That is why this is my third visit to Australia since our government came to office.
Before then, no British Foreign Secretary had made an official visit here in nearly twenty years, a form of benign neglect which we have ended.
Today, the level of our foreign policy cooperation is unprecedented.
We’re seeing much closer and more regular contacts between our Ministers and officials.
We are confronting some of the biggest challenges of our time, such as developing our cyber security capacity to help other countries tackle cyber crime.
Tomorrow we will sign a new Defence and Security Cooperation Treaty, giving strategic direction to our defence relationship.
And Australia is now the only country in the world with whom Britain has a formal agreement to share confidential diplomatic reports on a systematic basis. Today, Australian diplomats anywhere in the world can read many of the reports from British diplomats in our 260 missions overseas, and vice versa.
Furthermore, we will now pave the way for British Embassies to host Australian diplomats in approximately twelve countries across Africa during your Security Council tenure over the next two years. Your Government and Foreign Ministry ran a successful campaign to win a seat on the United Nations Security Council, and we see this as a major opportunity to work closely together over the next two years. We are also working on longer-term arrangements to share diplomatic premises in some countries around the world, as we are with Canada and New Zealand.
These are all tangible steps to strengthen the UK-Australia foreign policy relationship. But as with any capability, it is what we do with it that counts. 2013 will be a crucial year in the Middle East. We could see a perfect storm of crises converging if the conflict in Syria continues, if the Middle East Peace Process remains stalled, and if Iran will not enter into meaningful negotiations over its nuclear programme.
Like Australia, we believe that a peaceful political transition in Syria would be the best way forward for the country.
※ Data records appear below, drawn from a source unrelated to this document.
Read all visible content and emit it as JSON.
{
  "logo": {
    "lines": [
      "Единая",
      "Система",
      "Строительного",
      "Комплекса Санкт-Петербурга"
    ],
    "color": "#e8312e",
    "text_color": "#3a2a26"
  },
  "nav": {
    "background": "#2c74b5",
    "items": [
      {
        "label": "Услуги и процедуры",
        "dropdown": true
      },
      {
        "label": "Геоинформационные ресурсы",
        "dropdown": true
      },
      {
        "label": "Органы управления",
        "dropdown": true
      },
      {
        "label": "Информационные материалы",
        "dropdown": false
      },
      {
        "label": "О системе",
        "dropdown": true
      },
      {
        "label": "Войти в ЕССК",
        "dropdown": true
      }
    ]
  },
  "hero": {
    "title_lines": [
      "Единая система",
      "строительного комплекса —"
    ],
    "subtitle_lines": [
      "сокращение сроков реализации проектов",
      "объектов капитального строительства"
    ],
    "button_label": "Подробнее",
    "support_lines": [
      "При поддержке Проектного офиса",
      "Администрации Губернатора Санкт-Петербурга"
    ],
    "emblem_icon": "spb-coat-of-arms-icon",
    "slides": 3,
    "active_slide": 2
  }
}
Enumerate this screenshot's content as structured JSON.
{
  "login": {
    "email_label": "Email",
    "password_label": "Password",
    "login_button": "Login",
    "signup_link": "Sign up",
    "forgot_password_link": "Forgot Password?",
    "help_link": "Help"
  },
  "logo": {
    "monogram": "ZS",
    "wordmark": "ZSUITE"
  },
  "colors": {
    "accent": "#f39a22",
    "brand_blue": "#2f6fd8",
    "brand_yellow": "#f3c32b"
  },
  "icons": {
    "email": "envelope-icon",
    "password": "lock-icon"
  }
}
But if the killing and violence continues and there is no diplomatic breakthrough, the international community must be ready to step up its response, including looking at ways to send life-saving help and assistance to the Syrian opposition. 2013 cannot be the year in which another 60,000 Syrian civilians perish.
We also see 2013 as a decisive year for the Middle East Peace Process. Before long, a two-state solution could be made impossible by facts on the ground. We recognise the immense obstacles to the Peace Process, not least of all the role of Hamas in Gaza. But still, we believe that it must be a priority for President Obama’s re-elected administration to launch a new effort to start the peace process, greater in intensity than anything seen since the Oslo Accords. This is a tall order, but the situation is urgent and the consequences of failure extremely grave.
And 2013 could be a year of crisis over Iran’s nuclear programme, if Iran is not willing to enter into meaningful negotiations.
We may well have to face all these things side by side at the UN Security Council, as well as dealing with so many unexpected crises.
But thanks to the steps we have taken on both sides to strengthen our foreign policy relationship, something for which there is such enthusiasm across Australian and British politics, we are in a stronger position to do so today.
So to anyone who says that Britain and Australia are facing in different directions, I say that we have more work on our hands than ever before;
To anyone who thinks that our relationship is based only on history, I point to the areas where we are breaking new ground to advance our common interests;
To those who think Britain has to choose between Europe, the United States and the rest of the world, I say that we will continue to build up our global role.
And to those who say that Australia needs to choose between its neighbourhood and its traditional alliances I say no, these are mutually reinforcing, and Britain is a partner for Australia here in the Asia Pacific region as well as globally.
Ours is a remarkably durable relationship, one that I can confidently say has its best days, and its greatest opportunities, still to come.”